Anyhoo… NatGeo obliged my impatience by moving the needle forward on the status of my test every week or two. “Samples received!” “DNA isolated!” A few days ago I checked and it said they’d finished the DNA analysis and were re-checking their work. (Curse you, exactitude!). On the off-chance that that double-checking thing didn’t take so long, I checked the website again today. And, guess what! Results available!
The way the science works is this: we have these little organelles in our cells called mitochondria. Unlike much of our genetic make-up, which is a mixture of both the DNA of our mother and father, mitochondrial DNA is passed on unchanged from mother to daughter. Every very long while (we’re talking hundreds or thousands of years), a mutation happens in mitochondrial DNA. Tracking these changes and where they arise you can tell where human populations diverged.
Still with me? So, okay, we all have a common African ancestor. From there, a single branch left the African continent, subgroup N. Then they headed up into the Eastern Mediterranean and Western Asia about 60,000 years ago.
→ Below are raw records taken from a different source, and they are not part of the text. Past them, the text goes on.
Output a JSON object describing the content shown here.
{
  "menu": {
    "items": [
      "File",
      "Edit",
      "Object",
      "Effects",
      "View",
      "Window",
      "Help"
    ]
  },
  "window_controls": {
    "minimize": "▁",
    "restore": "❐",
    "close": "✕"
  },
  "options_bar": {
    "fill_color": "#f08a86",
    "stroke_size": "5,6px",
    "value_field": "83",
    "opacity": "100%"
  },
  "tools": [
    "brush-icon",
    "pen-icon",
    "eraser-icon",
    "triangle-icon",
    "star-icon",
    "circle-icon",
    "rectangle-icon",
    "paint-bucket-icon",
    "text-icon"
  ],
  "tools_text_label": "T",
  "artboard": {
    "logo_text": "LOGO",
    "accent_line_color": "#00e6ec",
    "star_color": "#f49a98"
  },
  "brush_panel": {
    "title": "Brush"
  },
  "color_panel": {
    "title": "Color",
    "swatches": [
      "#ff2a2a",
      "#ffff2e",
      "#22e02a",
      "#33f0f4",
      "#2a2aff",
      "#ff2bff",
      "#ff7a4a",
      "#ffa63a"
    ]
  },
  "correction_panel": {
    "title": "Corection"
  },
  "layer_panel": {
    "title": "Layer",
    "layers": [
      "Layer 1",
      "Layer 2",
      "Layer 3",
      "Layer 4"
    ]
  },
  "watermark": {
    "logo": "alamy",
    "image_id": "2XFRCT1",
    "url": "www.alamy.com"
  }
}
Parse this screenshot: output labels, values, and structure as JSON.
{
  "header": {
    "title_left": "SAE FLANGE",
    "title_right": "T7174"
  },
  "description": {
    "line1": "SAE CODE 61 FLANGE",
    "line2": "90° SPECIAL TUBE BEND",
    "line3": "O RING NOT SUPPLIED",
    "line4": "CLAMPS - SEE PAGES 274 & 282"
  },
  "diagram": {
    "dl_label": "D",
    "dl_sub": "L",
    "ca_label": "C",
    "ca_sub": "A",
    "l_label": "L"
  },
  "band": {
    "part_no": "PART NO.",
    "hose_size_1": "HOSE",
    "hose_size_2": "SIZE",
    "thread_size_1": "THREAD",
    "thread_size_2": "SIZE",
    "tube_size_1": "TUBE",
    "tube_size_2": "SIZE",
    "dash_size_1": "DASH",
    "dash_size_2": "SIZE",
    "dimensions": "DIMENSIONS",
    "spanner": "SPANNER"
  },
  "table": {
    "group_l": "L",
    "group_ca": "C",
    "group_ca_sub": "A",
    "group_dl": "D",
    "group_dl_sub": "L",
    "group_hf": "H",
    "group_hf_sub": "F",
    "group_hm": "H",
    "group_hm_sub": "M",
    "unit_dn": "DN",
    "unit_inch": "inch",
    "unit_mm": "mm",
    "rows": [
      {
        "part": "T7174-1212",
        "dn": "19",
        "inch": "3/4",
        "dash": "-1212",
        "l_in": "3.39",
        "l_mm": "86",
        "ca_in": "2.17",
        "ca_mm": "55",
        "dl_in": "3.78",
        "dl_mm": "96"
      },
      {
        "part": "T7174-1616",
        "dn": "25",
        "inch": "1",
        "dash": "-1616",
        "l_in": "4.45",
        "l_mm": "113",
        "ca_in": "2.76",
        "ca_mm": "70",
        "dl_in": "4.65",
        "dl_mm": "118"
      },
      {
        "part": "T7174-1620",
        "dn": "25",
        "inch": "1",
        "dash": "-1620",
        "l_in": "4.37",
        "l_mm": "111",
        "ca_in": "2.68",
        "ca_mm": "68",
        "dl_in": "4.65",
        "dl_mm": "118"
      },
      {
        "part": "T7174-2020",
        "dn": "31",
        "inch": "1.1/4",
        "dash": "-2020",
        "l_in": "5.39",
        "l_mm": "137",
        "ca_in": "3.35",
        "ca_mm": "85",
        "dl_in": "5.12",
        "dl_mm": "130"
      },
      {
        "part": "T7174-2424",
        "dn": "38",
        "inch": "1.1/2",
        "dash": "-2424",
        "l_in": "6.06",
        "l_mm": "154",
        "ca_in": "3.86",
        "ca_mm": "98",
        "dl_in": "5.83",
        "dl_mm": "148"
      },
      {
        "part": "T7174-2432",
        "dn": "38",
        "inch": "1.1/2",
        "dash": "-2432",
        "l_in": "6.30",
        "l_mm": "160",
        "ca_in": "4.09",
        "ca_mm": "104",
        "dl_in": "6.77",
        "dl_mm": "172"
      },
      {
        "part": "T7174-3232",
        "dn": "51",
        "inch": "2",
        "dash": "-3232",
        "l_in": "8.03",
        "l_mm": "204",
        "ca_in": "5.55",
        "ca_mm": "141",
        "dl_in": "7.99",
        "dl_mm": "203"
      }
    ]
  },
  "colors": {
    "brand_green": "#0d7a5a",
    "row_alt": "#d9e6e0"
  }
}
Groups kept branching out, and, thanks to mutations, they can tell me that my branch was R, then RO, then HV. By the time they get to 28,000 years ago and the “7 clan mothers of all European people,” they can determine that I’m from haplogroup H, which, the book The Seven Daughters of Eve: The Science That Reveals Our Genetic Ancestry so romantically named the Clan of Helena. (Other clans include Xenia, Ursula, Tara). My mother’s ancient people kept moving west, hugging the southern coasts of Europe in almost exactly the route I would have drawn had I been asked to guess, until they ended up nestled in southeastern Spain.
Branches with the same mitochondrial DNA went in other directions too. Turns out that a big chunk of my fellow H2A2A’ers wound up other places. We make up 3% of the Irish population and 4% of Norway. Which could explain my weakness for tall, blue-eyed men.
So, after all this waiting and a not-insignificant expense, what did I learn? Better yet, what did I want to learn? As my brother asked when I told him I was giddy with anticipation, did I want a better backstory than the one I’ve already got? I don’t know. I learned I’m 49% Mediterranean, 36% Northern European and, somewhere way back, 13% Southwest Asian. Oh! And 1.4% Neanderthal! Which might explain why I sometimes fantasize about clubbing people who annoy me. (Kidding!). Turns out that the average European has about 2% Neanderthal DNA. What I did learn is that I have a warm feeling for the thousand generations that braved ice ages and famines and migration in an unbroken line to make me and my children possible.
After I finished reading my results, NatGeo suggested I transfer my (totally anonymous) DNA results to their sister site, Family Tree DNA. Just for giggles, I went over there to see what those cats could tell me. Turns out that for just $19 dollars I can find out if I have the gene for “avoidance of errors” or “alcohol flush reaction” and a bunch of other genetic stuff they like to call “factoids.” And (my favorite) they can test my already-sequenced DNA for whether I carry Monoamine Oxidase A, the “warrior gene,” which I’d like to fancy I do. Also, I might just rope in my brother, possessor of a handy Y chromosome, to test the male lineage which my double-X DNA naturally excluded.
So it looks like this genetic testing thing might be kind of a slippery slope. Stay tuned.
Interested in the history of your own DNA? Check out the National Geographic Genographic Study page by clicking here.
Books referenced above:
The Immortal Life of Henrietta Lacks
The Seven Daughters of Eve: The Science That Reveals Our Genetic Ancestry